Retail spending has risen from the December quarter's super-heated levels, growing 0.9 per cent in the first three months of the year in dollar terms and 0.5 per cent in volume terms.
Compared with the March quarter last year, sales volumes were up 3.5 per cent.
When petrol stations and car yards are excluded, "core" retail sales were up 0.6 per cent for the quarter and 2.5 per cent for the year, in volume terms.
Bank of New Zealand head of research Stephen Toplis said the number "provided further evidence that the economy is ticking along nicely, thank you", particularly as the December 2012 quarter had been so strong - up 1.9 per cent in volume terms - that a correction might have been expected.
Ten of the 15 categories the statisticians divide retailers into recorded increased sales volumes, although none was large by historical standards.
The biggest volume decline was in clothing and footwear, down 2.4 per cent seasonally adjusted, reflecting a warm start to autumn.

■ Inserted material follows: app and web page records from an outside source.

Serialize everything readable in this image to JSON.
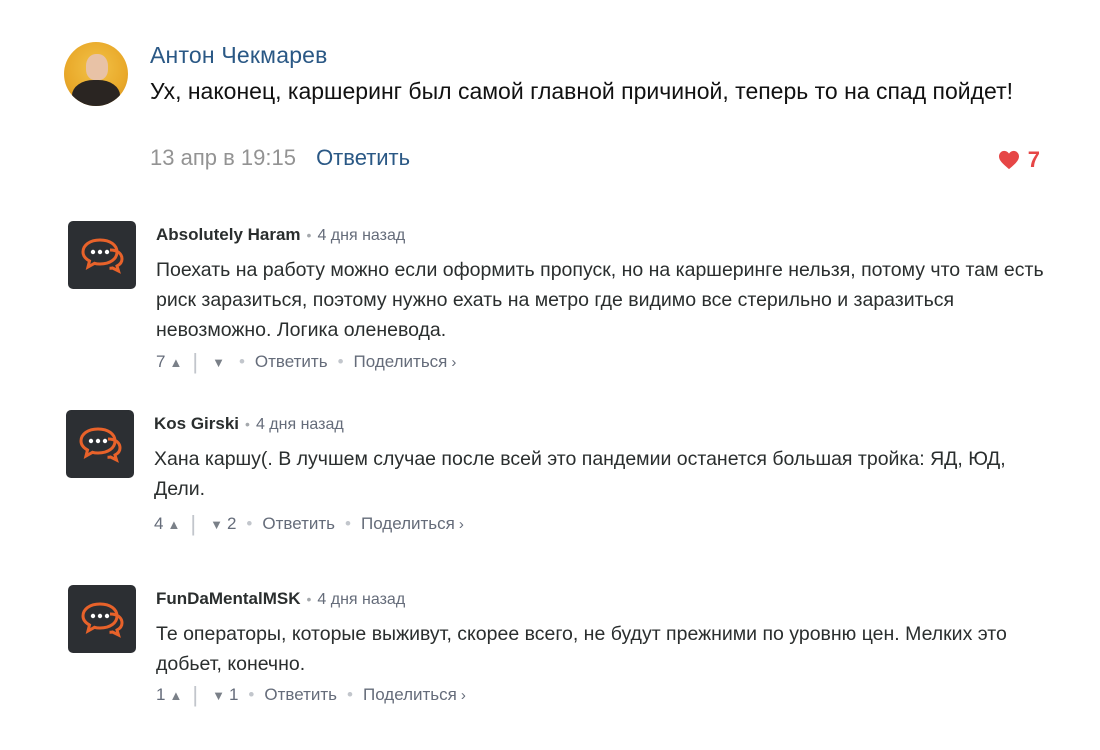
{
  "vk_post": {
    "author": "Антон Чекмарев",
    "text": "Ух, наконец, каршеринг был самой главной причиной, теперь то на спад пойдет!",
    "date": "13 апр в 19:15",
    "reply_label": "Ответить",
    "likes": "7",
    "colors": {
      "link": "#2a5885",
      "like": "#e64646"
    }
  },
  "comments": [
    {
      "author": "Absolutely Haram",
      "time": "4 дня назад",
      "text": "Поехать на работу можно если оформить пропуск, но на каршеринге нельзя, потому что там есть риск заразиться, поэтому нужно ехать на метро где видимо все стерильно и заразиться невозможно. Логика оленевода.",
      "upvotes": "7",
      "downvotes": "",
      "reply_label": "Ответить",
      "share_label": "Поделиться"
    },
    {
      "author": "Kos Girski",
      "time": "4 дня назад",
      "text": "Хана каршу(. В лучшем случае после всей это пандемии останется большая тройка: ЯД, ЮД, Дели.",
      "upvotes": "4",
      "downvotes": "2",
      "reply_label": "Ответить",
      "share_label": "Поделиться"
    },
    {
      "author": "FunDaMentalMSK",
      "time": "4 дня назад",
      "text": "Те операторы, которые выживут, скорее всего, не будут прежними по уровню цен. Мелких это добьет, конечно.",
      "upvotes": "1",
      "downvotes": "1",
      "reply_label": "Ответить",
      "share_label": "Поделиться"
    }
  ],
  "icons": {
    "avatar_comment": "speech-bubbles-icon",
    "upvote": "chevron-up-icon",
    "downvote": "chevron-down-icon",
    "like": "heart-icon"
  }
}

In real per capita terms, spending is at a five-year high but still 2.3 per cent below its peak in March 2007.
Compared with the March quarter last year, supermarket and grocery store sales were up just 0.5 per cent in volume terms.
But sales of durable items like furniture, hardware and building supplies, and appliances all posted strong gains. "Rising house sales and the Canterbury rebuild continue to push up sales in these sectors," ASB economist Daniel Smith said.
Sales of electrical and electronic goods were up 5.6 per cent on a year ago, aided by a 9.9 per cent fall in prices. Overall, retail prices rose 0.4 per cent in the quarter, but on an annual basis prices fell 0.4 per cent.
"Deflation such as this means that even modest wage increases go a lot further, which helps support overall demand," Toplis said.
"But it also means that it is very difficult for the central bank to raise interest rates, even when the housing market is going gangbusters. On this point it is worth noting that there is scant evidence yet that house owners are spending their unrealised house price gains. If they start to, this will cause the central bank angst."